The state disclosed in July it had failed to collect DNA samples from about 6,300 felons over a four-year period. At the time, the state said DNA had been collected from 75,600 felons since a 2009 change in Kentucky law required DNA samples from every felon.
But the Department of Corrections said Wednesday that an investigation found the number of missing samples actually totaled about 16,000.
The pool of missing DNA collections included more than 450 people convicted of violent offenses, the department said.
Gov. Steve Beshear ordered the Transportation Cabinet's inspector general to investigate what caused the compliance gaps. Since the embarrassing revelations came to light, the State Division of Probation and Parole has gained a new director.
Now, the corrections department's plan to plug those gaps includes a number of recommendations in the investigative report.
Beshear said Wednesday the issues raised in the inspector general's review are serious and warrant quick action.
"The Department of Corrections has implemented an aggressive action plan to retrieve DNA from these offenders in an expedited and efficient manner," the governor said. "DNA collection is mandated by law, and I fully expect all our agencies not only to collect the samples, but also to maintain accurate records of such, so that our DNA databases are up-to-date for law enforcement use."
The DNA samples, collected from cheek swabs, are added to state and national databases. Routinely obtaining DNA samples is common practice nationwide as the data banks can be checked by law enforcement agencies as an aid in solving crimes.
"We are taking steps, both within our agency and in concert with other partner agencies, to ensure not only the missed samples are taken, but that this failure is never repeated," said state Corrections Commissioner LaDonna Thompson.
The department said it has collected more than 6,300 of the missing DNA samples since the problem was revealed.
Some felons who owe DNA samples are still in custody. Others will have to report to probation and parole offices to provide samples. Nearly 85 percent of the missed DNA samples are for people convicted of property and drug-related crimes, the department said.

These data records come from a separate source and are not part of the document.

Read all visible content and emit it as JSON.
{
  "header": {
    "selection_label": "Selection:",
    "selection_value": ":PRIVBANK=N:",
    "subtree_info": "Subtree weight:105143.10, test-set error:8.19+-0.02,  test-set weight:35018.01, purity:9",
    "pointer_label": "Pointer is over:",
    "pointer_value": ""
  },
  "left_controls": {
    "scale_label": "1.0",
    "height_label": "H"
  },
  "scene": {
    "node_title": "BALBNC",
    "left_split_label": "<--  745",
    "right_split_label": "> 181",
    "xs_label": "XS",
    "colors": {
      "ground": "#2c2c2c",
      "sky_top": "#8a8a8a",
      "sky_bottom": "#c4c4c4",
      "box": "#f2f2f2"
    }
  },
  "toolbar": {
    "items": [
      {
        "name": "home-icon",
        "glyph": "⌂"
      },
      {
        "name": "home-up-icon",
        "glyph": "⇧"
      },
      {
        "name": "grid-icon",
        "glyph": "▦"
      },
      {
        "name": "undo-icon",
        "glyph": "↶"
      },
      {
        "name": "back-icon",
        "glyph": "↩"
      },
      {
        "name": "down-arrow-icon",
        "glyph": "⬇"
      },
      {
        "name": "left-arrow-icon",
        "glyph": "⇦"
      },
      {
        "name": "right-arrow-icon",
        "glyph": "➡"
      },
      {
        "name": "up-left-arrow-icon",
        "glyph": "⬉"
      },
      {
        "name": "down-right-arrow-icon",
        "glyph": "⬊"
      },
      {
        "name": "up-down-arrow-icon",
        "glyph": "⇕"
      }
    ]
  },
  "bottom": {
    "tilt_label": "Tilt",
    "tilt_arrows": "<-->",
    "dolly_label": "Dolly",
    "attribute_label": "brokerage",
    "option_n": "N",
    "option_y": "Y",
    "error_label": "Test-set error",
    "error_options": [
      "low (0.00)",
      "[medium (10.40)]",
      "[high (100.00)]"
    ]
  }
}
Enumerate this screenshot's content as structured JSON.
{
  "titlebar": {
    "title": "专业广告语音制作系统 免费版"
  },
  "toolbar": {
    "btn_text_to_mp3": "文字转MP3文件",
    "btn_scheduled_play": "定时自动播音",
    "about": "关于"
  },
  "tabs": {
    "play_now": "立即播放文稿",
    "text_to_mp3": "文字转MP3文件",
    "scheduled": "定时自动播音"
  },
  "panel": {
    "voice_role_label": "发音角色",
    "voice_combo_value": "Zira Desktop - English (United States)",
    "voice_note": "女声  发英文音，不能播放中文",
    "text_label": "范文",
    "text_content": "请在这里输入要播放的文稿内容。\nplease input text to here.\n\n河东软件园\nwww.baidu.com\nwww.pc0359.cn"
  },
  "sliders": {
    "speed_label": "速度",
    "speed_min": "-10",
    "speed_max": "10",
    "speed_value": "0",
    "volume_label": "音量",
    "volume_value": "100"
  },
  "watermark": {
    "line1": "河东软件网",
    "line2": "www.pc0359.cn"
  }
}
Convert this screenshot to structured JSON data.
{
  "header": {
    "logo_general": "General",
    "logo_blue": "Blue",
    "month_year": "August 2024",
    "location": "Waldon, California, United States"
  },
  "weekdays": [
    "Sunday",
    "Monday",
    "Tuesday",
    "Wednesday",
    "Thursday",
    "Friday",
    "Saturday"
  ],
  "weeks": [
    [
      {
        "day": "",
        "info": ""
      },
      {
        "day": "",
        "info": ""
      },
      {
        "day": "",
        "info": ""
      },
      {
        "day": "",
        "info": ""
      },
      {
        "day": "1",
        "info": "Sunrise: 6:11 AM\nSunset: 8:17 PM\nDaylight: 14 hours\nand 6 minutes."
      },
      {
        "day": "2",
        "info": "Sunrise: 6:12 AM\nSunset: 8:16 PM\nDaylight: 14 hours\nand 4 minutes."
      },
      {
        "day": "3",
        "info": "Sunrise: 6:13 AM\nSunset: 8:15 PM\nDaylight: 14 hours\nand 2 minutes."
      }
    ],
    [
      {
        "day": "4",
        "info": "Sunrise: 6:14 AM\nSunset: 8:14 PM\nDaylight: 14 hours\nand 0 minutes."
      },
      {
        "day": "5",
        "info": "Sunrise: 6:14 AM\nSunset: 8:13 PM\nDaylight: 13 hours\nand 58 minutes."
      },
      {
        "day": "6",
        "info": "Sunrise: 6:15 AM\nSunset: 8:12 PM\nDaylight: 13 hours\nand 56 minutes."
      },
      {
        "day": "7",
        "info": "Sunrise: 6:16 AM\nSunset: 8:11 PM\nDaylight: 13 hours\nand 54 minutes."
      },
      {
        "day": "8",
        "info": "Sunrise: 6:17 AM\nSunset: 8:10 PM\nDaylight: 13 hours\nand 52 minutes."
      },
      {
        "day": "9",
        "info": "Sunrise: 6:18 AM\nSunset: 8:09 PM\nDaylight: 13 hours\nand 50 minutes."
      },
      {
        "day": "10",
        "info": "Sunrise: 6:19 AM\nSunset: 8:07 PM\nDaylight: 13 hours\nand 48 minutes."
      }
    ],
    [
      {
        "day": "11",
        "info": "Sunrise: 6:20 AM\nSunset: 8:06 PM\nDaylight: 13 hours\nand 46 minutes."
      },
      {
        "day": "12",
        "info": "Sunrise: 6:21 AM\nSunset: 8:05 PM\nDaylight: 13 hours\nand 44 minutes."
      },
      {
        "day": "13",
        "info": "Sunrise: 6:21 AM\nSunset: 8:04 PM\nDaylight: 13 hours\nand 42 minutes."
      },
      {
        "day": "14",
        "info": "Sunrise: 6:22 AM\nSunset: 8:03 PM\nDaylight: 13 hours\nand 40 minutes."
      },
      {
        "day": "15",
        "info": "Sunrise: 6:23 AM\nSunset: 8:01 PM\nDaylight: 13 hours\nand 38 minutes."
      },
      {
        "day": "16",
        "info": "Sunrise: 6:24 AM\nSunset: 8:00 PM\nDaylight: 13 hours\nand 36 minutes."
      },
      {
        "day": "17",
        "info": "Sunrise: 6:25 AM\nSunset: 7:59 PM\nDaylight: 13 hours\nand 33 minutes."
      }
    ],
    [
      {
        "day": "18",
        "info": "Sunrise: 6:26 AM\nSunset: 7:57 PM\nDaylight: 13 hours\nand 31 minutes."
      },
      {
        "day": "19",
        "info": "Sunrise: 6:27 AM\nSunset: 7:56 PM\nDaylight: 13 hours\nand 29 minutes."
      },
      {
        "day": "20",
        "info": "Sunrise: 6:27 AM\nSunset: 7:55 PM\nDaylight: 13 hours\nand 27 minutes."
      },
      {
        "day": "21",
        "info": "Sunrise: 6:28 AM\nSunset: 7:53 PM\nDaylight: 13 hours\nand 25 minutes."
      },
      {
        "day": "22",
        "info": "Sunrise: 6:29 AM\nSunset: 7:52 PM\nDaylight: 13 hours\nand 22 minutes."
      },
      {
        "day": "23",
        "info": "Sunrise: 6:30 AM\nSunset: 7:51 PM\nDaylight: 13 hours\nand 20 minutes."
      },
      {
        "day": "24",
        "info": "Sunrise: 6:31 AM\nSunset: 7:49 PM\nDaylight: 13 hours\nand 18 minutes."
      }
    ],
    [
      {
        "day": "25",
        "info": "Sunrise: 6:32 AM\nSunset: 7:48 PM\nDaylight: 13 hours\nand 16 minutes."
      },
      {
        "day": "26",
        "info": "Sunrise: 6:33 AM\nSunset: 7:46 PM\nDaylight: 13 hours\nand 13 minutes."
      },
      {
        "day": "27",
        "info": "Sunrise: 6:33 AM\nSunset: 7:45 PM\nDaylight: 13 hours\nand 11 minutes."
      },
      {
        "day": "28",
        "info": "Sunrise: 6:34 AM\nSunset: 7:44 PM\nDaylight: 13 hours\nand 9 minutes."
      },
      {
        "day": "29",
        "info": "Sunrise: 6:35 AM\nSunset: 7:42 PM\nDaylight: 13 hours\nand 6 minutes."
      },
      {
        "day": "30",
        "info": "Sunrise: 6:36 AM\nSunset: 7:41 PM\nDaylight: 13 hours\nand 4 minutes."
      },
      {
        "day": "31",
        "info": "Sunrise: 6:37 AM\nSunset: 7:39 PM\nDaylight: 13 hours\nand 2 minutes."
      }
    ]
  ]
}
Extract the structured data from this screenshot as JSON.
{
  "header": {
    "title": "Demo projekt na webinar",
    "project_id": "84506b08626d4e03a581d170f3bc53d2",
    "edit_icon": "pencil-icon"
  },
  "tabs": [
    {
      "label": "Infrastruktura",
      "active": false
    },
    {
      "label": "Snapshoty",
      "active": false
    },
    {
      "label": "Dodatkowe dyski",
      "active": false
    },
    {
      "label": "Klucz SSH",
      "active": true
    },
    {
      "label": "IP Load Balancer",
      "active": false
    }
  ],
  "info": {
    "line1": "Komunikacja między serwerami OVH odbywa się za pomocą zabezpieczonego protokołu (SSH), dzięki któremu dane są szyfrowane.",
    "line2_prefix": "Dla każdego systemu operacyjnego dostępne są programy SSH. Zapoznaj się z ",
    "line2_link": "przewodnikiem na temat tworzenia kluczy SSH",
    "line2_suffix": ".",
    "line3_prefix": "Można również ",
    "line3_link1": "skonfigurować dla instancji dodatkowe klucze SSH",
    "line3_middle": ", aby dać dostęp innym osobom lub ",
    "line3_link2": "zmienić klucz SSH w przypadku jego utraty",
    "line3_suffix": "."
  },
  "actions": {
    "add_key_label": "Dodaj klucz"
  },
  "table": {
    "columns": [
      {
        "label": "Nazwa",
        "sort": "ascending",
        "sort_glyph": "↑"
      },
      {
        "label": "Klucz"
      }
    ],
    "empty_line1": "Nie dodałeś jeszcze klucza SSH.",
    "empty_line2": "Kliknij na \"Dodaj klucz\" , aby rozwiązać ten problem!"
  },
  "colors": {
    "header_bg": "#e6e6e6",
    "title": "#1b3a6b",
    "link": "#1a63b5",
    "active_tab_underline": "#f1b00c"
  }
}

The investigative report cited a number of factors that led to the missing DNA samples, including a lack of accountability and follow-up measures. It said there was no disciplinary action for not collecting DNA, and employee performance evaluations didn't take into account DNA collections.
"While the implementation plan was thorough, there was a lack of sufficient controls, accountability measures or a reliable database to ensure compliance," the report said.
The report also cited occasional shortages of DNA kits and fingerprint pads.
The department said its plan includes a multi-level review already put in place to ensure a sample is taken from every offender prior to release from custody or supervision. Also, every probation and parole supervisor receives a daily list with names of offenders who haven't given samples.
The changes are meant to make it easier to detect the lack of DNA collections, said corrections department spokeswoman Lisa Lamb.
"We've made changes now to where basically it's like a big red flag," she said.
Also, samples are being collected immediately after the arrest of felons who avoided giving samples during their prior time in custody.
More ink pads have been given to probation and parole officers for fingerprinting at the time of DNA collection.
The department said probation and parole supervisors are expected to hold their staffs accountable for DNA collection. And probation and parole officers are receiving more training about DNA collection before beginning their duties, the department said.
The agency said it learned a small number of probation and parole staff did not properly document DNA collection. It said it will investigate the matter.
The state Division of Probation and Parole has undergone personnel changes in its top ranks since the revelations became public. The division has hired a new director, assistant director and two new branch managers.
The new managers "have a very clear mission in regards to DNA collections," Lamb said.